In my simulation work, I have primarily used GPU-based computation to approximate ecological relationships, where interconnected variables are stored in gridded data structures. Soil nutrients, moisture, microbes and mycelium are represented through a 3D cellular automata system, where each cell changes its state based on its neighboring values. For the foreground trees in Mycelial Forest, I programmed an agent-based system, an entirely different form of processing that is driven by the CPU. Each tree uses a tree-like data structure where individual sections of roots or branches are semi-autonomous entities. Roots exchange energy, nutrients and moisture with the soil, and transmit these resources through a network of connected nodes. Similarly, branches sense each other and gather energy from leaves, providing life to the subsurface roots and mycelium network.

Programming notes for Tree Agent System and Soil Volume, 2023.
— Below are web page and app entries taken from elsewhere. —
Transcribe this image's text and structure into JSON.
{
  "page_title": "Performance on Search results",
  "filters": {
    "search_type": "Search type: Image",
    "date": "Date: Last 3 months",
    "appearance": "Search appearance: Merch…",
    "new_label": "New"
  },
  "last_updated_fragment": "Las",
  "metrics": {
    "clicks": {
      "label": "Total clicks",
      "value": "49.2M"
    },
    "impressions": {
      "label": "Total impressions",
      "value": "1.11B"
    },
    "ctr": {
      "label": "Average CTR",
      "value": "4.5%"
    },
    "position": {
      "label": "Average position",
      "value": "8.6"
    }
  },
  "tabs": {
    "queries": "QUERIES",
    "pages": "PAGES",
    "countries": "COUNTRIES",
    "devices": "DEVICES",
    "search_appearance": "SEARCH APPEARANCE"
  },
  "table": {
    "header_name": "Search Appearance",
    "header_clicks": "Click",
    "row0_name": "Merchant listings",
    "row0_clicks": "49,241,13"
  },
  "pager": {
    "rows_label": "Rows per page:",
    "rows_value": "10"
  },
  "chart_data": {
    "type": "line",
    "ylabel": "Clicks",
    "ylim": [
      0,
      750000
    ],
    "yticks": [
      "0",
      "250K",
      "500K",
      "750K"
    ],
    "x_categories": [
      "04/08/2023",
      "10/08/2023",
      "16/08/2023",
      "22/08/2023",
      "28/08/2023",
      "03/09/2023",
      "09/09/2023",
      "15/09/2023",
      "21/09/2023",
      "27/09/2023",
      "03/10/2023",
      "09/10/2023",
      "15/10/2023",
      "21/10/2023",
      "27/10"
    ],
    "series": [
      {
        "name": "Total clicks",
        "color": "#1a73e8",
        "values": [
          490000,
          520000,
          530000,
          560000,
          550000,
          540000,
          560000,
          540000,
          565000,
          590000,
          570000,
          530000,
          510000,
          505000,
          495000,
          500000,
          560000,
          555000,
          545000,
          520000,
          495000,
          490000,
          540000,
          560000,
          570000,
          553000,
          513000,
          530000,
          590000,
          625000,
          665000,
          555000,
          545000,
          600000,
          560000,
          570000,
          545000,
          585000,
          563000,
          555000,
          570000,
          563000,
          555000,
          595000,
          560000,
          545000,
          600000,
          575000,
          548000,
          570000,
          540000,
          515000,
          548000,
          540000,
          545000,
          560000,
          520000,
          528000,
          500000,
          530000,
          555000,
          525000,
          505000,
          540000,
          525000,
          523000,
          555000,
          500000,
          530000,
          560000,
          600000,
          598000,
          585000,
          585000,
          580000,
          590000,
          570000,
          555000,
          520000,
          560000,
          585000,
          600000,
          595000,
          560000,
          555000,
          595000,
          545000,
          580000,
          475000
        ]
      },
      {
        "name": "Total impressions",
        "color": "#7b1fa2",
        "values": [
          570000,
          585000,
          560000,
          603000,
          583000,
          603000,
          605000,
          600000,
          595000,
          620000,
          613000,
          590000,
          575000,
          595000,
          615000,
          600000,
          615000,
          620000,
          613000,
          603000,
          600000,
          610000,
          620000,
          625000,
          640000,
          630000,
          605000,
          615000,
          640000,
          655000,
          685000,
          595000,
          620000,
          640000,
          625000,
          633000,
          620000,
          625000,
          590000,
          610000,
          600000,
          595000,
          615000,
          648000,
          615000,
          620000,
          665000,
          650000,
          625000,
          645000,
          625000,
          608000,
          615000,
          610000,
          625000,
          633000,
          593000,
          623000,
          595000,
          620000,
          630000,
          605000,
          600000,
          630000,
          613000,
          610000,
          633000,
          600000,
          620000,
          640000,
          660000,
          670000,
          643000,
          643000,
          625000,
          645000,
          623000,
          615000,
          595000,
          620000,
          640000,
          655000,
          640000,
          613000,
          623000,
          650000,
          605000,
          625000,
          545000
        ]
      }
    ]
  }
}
To create Mycelial Forest, these Tree Agent and Volumetric Soil Systems were combined with my previous generative ecosystem model. Within this dynamic simulation, changing climate patterns, shifting surface conditions and wildfires affect the old growth trees and underground mycelial networks. Importantly for me, this simulation involves a complex web of interactions that continually evolves, but also exists as a painterly rendering that is expressive and dramatic. 


The interactive component of Mycelial Forest is subtle, but allows viewers to enrich the fungal web that enhances tree growth. A digital depth sensor records the movements of viewers in front of the projection, and maps their presence to the volumetric soil data. The number of viewers also influences the rate at which new old growth trees grow, resulting in an ecosystem that reflects cumulative interaction. Mycelial Forest is created as an imaginative exploration of complex relationships between old growth trees and soil organisms amidst a changing climate. I hope to foster space for viewers to consider themselves part of their local environment, and to wonder how they might strengthen ecological relationships both above and below the soil surface.

Research and development of Mycelial Forest is supported by the Canada Council for the Arts.



Mathews, Daniel. Trees in Trouble: Wildfires, Infestations, and Climate Change. Illustrated edition, Counterpoint, 2020.

Mitchell, Melanie. Complexity: A Guided Tour. Illustrated edition, Oxford University Press, 2009.

Simard, Suzanne. Finding the Mother Tree: Discovering the Wisdom of the Forest. Penguin Canada, 2022.

Soler-Adillon, Joan. “Emergence and Interactivity: A-Life Art as a Paradigm for the Creation of Experiences in Interactive Communication.” Hipertext.Net; Núm.: 8 Edició En Anglès, June 2010.

Whitelaw, Mitchell. Metacreation: Art and Artificial Life. The MIT Press, 2006.